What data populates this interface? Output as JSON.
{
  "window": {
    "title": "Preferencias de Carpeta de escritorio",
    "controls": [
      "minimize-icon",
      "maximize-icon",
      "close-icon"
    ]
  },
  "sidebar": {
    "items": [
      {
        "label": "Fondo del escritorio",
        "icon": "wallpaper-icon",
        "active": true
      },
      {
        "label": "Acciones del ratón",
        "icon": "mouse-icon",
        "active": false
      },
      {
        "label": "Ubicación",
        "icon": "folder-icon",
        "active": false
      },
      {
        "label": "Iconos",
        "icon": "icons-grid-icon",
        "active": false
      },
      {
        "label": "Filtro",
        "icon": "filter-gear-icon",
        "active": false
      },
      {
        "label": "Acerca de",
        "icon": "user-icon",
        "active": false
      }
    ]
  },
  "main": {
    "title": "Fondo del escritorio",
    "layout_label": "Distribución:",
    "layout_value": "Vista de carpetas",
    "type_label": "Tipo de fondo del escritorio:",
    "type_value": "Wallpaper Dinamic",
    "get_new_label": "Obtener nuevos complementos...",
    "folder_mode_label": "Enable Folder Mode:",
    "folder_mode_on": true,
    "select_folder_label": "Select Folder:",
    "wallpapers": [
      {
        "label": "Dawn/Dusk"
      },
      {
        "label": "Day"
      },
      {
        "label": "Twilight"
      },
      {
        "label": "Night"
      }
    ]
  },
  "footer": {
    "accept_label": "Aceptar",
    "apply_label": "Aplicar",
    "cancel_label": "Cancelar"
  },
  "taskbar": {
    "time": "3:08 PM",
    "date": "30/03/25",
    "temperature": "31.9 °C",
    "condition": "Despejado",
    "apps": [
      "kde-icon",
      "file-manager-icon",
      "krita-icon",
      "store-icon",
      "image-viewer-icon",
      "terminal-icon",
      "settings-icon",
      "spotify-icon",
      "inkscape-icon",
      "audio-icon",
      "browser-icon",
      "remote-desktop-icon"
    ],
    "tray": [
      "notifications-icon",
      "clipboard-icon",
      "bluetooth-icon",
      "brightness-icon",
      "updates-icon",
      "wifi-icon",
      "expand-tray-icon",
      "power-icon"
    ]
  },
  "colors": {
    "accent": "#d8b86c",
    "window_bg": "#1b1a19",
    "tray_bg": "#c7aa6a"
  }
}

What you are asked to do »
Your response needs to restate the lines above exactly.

Result below »
What data populates this interface? Output as JSON.
{
  "window": {
    "title": "Preferencias de Carpeta de escritorio",
    "controls": [
      "minimize-icon",
      "maximize-icon",
      "close-icon"
    ]
  },
  "sidebar": {
    "items": [
      {
        "label": "Fondo del escritorio",
        "icon": "wallpaper-icon",
        "active": true
      },
      {
        "label": "Acciones del ratón",
        "icon": "mouse-icon",
        "active": false
      },
      {
        "label": "Ubicación",
        "icon": "folder-icon",
        "active": false
      },
      {
        "label": "Iconos",
        "icon": "icons-grid-icon",
        "active": false
      },
      {
        "label": "Filtro",
        "icon": "filter-gear-icon",
        "active": false
      },
      {
        "label": "Acerca de",
        "icon": "user-icon",
        "active": false
      }
    ]
  },
  "main": {
    "title": "Fondo del escritorio",
    "layout_label": "Distribución:",
    "layout_value": "Vista de carpetas",
    "type_label": "Tipo de fondo del escritorio:",
    "type_value": "Wallpaper Dinamic",
    "get_new_label": "Obtener nuevos complementos...",
    "folder_mode_label": "Enable Folder Mode:",
    "folder_mode_on": true,
    "select_folder_label": "Select Folder:",
    "wallpapers": [
      {
        "label": "Dawn/Dusk"
      },
      {
        "label": "Day"
      },
      {
        "label": "Twilight"
      },
      {
        "label": "Night"
      }
    ]
  },
  "footer": {
    "accept_label": "Aceptar",
    "apply_label": "Aplicar",
    "cancel_label": "Cancelar"
  },
  "taskbar": {
    "time": "3:08 PM",
    "date": "30/03/25",
    "temperature": "31.9 °C",
    "condition": "Despejado",
    "apps": [
      "kde-icon",
      "file-manager-icon",
      "krita-icon",
      "store-icon",
      "image-viewer-icon",
      "terminal-icon",
      "settings-icon",
      "spotify-icon",
      "inkscape-icon",
      "audio-icon",
      "browser-icon",
      "remote-desktop-icon"
    ],
    "tray": [
      "notifications-icon",
      "clipboard-icon",
      "bluetooth-icon",
      "brightness-icon",
      "updates-icon",
      "wifi-icon",
      "expand-tray-icon",
      "power-icon"
    ]
  },
  "colors": {
    "accent": "#d8b86c",
    "window_bg": "#1b1a19",
    "tray_bg": "#c7aa6a"
  }
}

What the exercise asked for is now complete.